- _Problem details_
Examine the records below. Report how many of their lines contain the word "Microsoft", with no other content.

- _Data records_
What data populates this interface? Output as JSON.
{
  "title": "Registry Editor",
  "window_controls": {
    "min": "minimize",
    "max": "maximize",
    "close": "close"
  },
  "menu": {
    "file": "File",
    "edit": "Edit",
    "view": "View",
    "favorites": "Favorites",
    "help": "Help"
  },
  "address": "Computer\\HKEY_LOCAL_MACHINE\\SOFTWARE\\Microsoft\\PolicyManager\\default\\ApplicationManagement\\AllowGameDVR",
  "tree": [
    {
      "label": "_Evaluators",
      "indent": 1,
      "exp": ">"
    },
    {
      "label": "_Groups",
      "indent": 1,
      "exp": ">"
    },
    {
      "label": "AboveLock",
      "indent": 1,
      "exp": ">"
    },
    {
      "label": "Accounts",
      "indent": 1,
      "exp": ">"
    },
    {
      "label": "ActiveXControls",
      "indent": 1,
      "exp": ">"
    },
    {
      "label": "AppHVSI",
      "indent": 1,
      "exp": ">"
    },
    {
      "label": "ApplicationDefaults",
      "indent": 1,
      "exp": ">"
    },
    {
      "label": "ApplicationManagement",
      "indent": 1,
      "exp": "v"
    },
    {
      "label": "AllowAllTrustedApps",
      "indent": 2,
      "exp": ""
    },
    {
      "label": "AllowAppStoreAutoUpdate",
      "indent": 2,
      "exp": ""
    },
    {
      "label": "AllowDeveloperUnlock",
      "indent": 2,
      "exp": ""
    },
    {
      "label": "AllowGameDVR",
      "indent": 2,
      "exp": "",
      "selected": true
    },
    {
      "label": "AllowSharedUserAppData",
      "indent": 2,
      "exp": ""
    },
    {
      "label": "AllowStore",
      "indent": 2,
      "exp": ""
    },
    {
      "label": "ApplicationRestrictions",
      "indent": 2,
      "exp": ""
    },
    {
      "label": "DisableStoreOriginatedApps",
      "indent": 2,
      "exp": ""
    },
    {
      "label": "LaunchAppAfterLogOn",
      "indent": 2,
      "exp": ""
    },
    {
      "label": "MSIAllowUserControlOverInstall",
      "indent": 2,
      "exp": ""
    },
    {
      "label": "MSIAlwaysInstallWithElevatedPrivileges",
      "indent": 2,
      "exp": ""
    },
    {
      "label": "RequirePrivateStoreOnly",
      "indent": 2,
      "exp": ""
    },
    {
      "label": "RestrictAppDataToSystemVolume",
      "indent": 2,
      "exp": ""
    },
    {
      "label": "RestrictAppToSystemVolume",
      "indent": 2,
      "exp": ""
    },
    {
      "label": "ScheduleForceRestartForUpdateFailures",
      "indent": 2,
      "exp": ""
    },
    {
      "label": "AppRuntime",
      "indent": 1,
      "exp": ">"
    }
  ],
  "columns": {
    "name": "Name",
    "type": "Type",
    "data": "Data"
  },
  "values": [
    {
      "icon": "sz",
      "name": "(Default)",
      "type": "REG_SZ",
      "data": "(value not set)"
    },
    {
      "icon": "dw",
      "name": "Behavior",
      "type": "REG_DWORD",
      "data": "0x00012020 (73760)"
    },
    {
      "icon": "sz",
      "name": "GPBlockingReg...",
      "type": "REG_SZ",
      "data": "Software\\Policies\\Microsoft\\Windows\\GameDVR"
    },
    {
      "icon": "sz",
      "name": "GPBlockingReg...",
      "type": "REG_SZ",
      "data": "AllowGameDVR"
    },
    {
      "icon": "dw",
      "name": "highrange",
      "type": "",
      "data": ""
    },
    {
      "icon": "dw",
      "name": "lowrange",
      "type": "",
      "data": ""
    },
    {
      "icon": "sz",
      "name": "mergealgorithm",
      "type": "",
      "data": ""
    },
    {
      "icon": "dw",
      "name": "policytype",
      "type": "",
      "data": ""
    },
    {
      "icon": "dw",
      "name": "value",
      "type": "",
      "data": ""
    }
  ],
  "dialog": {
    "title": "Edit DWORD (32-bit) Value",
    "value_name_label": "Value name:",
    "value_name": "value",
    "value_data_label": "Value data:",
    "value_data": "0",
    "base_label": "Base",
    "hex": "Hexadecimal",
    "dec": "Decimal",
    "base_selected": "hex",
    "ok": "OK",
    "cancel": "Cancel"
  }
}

- _Exercise response_
2